No doubt, the catastrophic blasts in Istanbul have underscored that Turkey's close ties with the United States and Israel and its role as a Muslim but secular democracy in the volatile Middle East have propelled it into the front line in the war on terrorism. The American invasion of Iraq has not only done considerable damage to western interests, particularly American and British, but has also pushed countries like Turkey and Italy into the target zone. It has further polarized a region already a scene of bloodshed.
Oddly but naturally, there are parallels in Turkish public thinking and al-Qaeda's rhetoric. "O Bush," al-Qaeda asked the president of the United States, "what have you done to America and its allies where is the security you promised them, where is developed Afghanistan, where is the free, secure Iraq?"

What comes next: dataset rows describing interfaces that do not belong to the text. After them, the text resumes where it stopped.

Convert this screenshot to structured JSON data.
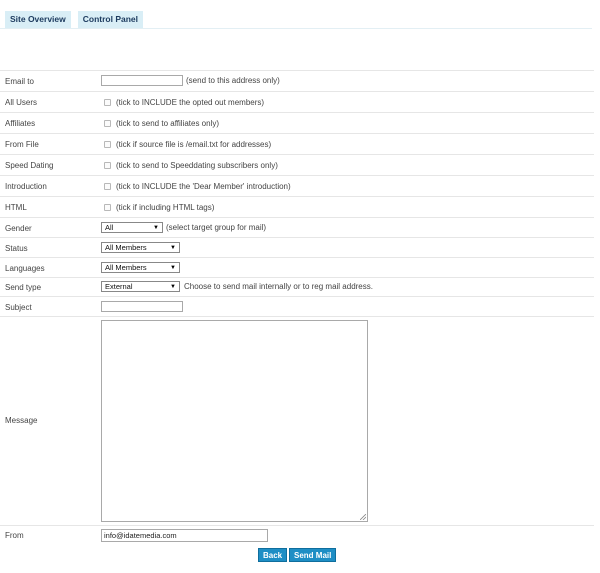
{
  "nav": {
    "tabs": [
      "Site Overview",
      "Control Panel"
    ]
  },
  "form": {
    "email_to": {
      "label": "Email to",
      "value": "",
      "hint": "(send to this address only)"
    },
    "all_users": {
      "label": "All Users",
      "hint": "(tick to INCLUDE the opted out members)"
    },
    "affiliates": {
      "label": "Affiliates",
      "hint": "(tick to send to affiliates only)"
    },
    "from_file": {
      "label": "From File",
      "hint": "(tick if source file is /email.txt for addresses)"
    },
    "speed_dating": {
      "label": "Speed Dating",
      "hint": "(tick to send to Speeddating subscribers only)"
    },
    "introduction": {
      "label": "Introduction",
      "hint": "(tick to INCLUDE the 'Dear Member' introduction)"
    },
    "html": {
      "label": "HTML",
      "hint": "(tick if including HTML tags)"
    },
    "gender": {
      "label": "Gender",
      "value": "All",
      "hint": "(select target group for mail)"
    },
    "status": {
      "label": "Status",
      "value": "All Members"
    },
    "languages": {
      "label": "Languages",
      "value": "All Members"
    },
    "send_type": {
      "label": "Send type",
      "value": "External",
      "hint": "Choose to send mail internally or to reg mail address."
    },
    "subject": {
      "label": "Subject",
      "value": ""
    },
    "message": {
      "label": "Message",
      "value": ""
    },
    "from": {
      "label": "From",
      "value": "info@idatemedia.com"
    }
  },
  "buttons": {
    "back": "Back",
    "send": "Send Mail"
  }
}
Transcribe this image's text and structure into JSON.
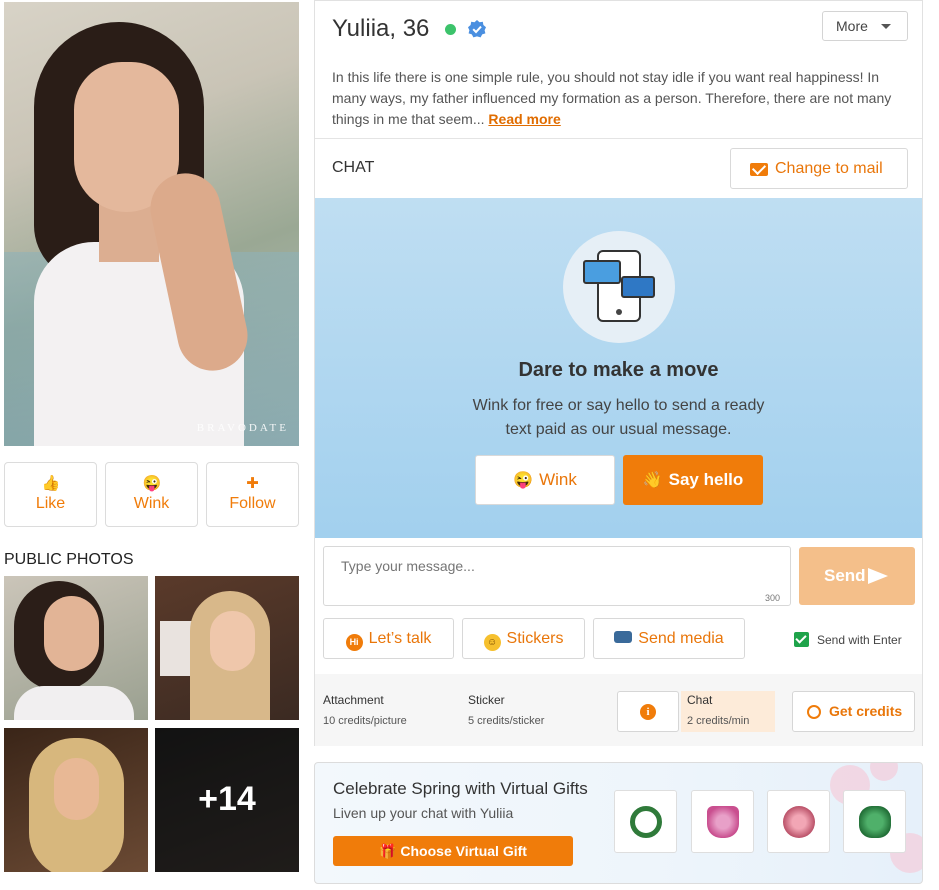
{
  "profile": {
    "name_age": "Yuliia, 36",
    "watermark": "BRAVODATE",
    "more_label": "More",
    "bio": "In this life there is one simple rule, you should not stay idle if you want real happiness! In many ways, my father influenced my formation as a person. Therefore, there are not many things in me that seem...",
    "read_more": "Read more"
  },
  "actions": [
    {
      "label": "Like",
      "icon": "thumbs-up-icon"
    },
    {
      "label": "Wink",
      "icon": "wink-emoji-icon"
    },
    {
      "label": "Follow",
      "icon": "add-user-icon"
    }
  ],
  "public_photos": {
    "title": "PUBLIC PHOTOS",
    "more_count": "+14"
  },
  "chat": {
    "label": "CHAT",
    "change_to_mail": "Change to mail",
    "hero_title": "Dare to make a move",
    "hero_text": "Wink for free or say hello to send a ready text paid as our usual message.",
    "wink_label": "Wink",
    "say_hello_label": "Say hello",
    "input_placeholder": "Type your message...",
    "char_limit": "300",
    "send_label": "Send",
    "lets_talk": "Let’s talk",
    "stickers": "Stickers",
    "send_media": "Send media",
    "send_with_enter": "Send with Enter",
    "send_with_enter_checked": true
  },
  "pricing": {
    "attachment_label": "Attachment",
    "attachment_value": "10 credits/picture",
    "sticker_label": "Sticker",
    "sticker_value": "5 credits/sticker",
    "chat_label": "Chat",
    "chat_value": "2 credits/min",
    "get_credits": "Get credits"
  },
  "gifts": {
    "title": "Celebrate Spring with Virtual Gifts",
    "subtitle": "Liven up your chat with Yuliia",
    "button": "Choose Virtual Gift",
    "items": [
      "wreath-gift-icon",
      "crown-gift-icon",
      "flower-tree-gift-icon",
      "clover-gift-icon"
    ]
  },
  "colors": {
    "accent": "#f07c0a",
    "online": "#3cc36b",
    "verified": "#4a8fe0",
    "hero_bg": "#aed6f0"
  }
}
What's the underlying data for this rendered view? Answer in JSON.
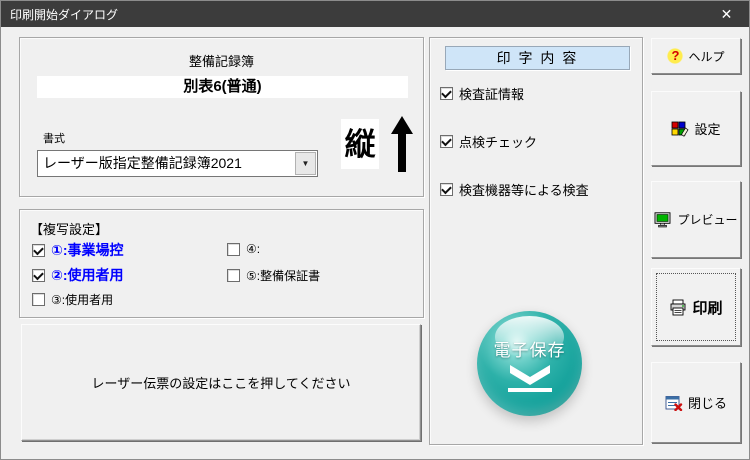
{
  "window": {
    "title": "印刷開始ダイアログ",
    "close_glyph": "✕"
  },
  "report": {
    "title": "整備記録簿",
    "form_name": "別表6(普通)",
    "format_label": "書式",
    "format_value": "レーザー版指定整備記録簿2021",
    "dropdown_glyph": "▼",
    "orientation_char": "縦",
    "orientation_arrow": "↑"
  },
  "copy": {
    "title": "【複写設定】",
    "items": [
      {
        "label": "①:事業場控",
        "checked": true,
        "emphasis": true
      },
      {
        "label": "②:使用者用",
        "checked": true,
        "emphasis": true
      },
      {
        "label": "③:使用者用",
        "checked": false,
        "emphasis": false
      },
      {
        "label": "④:",
        "checked": false,
        "emphasis": false
      },
      {
        "label": "⑤:整備保証書",
        "checked": false,
        "emphasis": false
      }
    ]
  },
  "laser": {
    "label": "レーザー伝票の設定はここを押してください"
  },
  "content": {
    "title": "印 字 内 容",
    "items": [
      {
        "label": "検査証情報",
        "checked": true
      },
      {
        "label": "点検チェック",
        "checked": true
      },
      {
        "label": "検査機器等による検査",
        "checked": true
      }
    ]
  },
  "esave": {
    "label": "電子保存"
  },
  "buttons": [
    {
      "label": "ヘルプ"
    },
    {
      "label": "設定"
    },
    {
      "label": "プレビュー"
    },
    {
      "label": "印刷",
      "focused": true
    },
    {
      "label": "閉じる"
    }
  ],
  "colors": {
    "accent_blue": "#0000ff",
    "header_blue": "#cfe5f8",
    "orb_teal": "#12a09a",
    "titlebar": "#3c3c3c"
  }
}
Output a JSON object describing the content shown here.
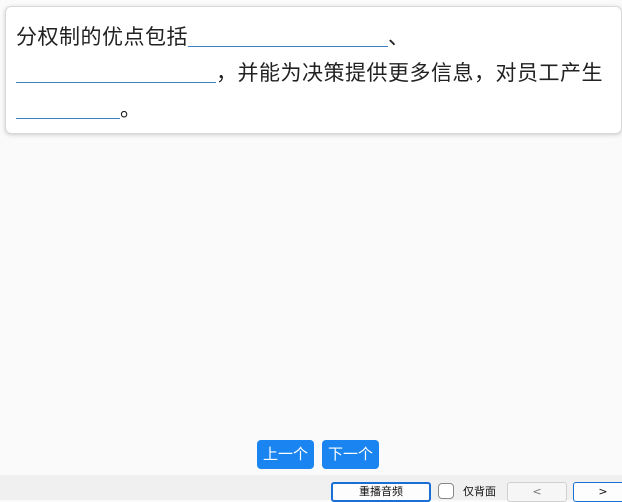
{
  "question": {
    "part1": "分权制的优点包括",
    "part2": "、",
    "part3": "，并能为决策提供更多信息，对员工产生",
    "part4": "。"
  },
  "nav": {
    "prev_label": "上一个",
    "next_label": "下一个"
  },
  "toolbar": {
    "replay_label": "重播音频",
    "back_only_label": "仅背面",
    "back_only_checked": false,
    "prev_page_label": "<",
    "next_page_label": ">"
  },
  "colors": {
    "accent": "#1a84f0",
    "blank_underline": "#3b82c4",
    "focus_border": "#1a6fd6"
  }
}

In a similar tone, several thousand Turks gathered in Istanbul and other cities at the weekend to condemn the bombings, with many protesting what they see as the root cause of the attacks -- America. Groups chanted anti-American slogans shouting: "Terrorist America get out of the Middle East." A caption on one placard, below pictures of Mr Bush and British Prime Minister Tony Blair said: "We know who the murderers are."
All this is hardly surprising in a country where many think that by leaning on Turkey to be more of a help in Iraq, America inadvertently has helped to nudge Turkey into the cross-hairs of Islamic militants. A world attitudes survey conducted last summer by the Pew Research Center for the People and Press found that 83 percent of Turkish people held a negative view of the United States. Only 8 percent expressed confidence in Mr Bush's ability to handle world affairs. The figures must now be like 99 percent and 1 percent, respectively.
Fingers may soon turn to Mr Erdogan and other Islamist/conservative politicians who may have turned a blind eye to thousands of Turkish Islamic militants who armed and organized on Turkish soil to fight in Chechnya, Bosnia and Afghanistan. Brainwashed by prominent figures like the Afghan sheik Mr Erdogan respected so much and trained in al-Qaeda camps, many of these sick minds are presently in Turkey, available for new martyrdom missions.
Meanwhile, Mr Erdogan is still cautious in treating al-Qaeda although he reluctantly admits the attacks "could have been based on religious motives." This is a rather mild interpretation. And the careful observer will notice Mr Erdogan's choice of wording. He mentions "religious motives," not Islamic. What religion, Mr Erdogan, were the attacks based on Christian motives, or Jewish?
Never mind the confusion of his mind. The "pragmatist in him" will soon overcome "the Imam." The bombings will push him further towards mainstream rhetoric."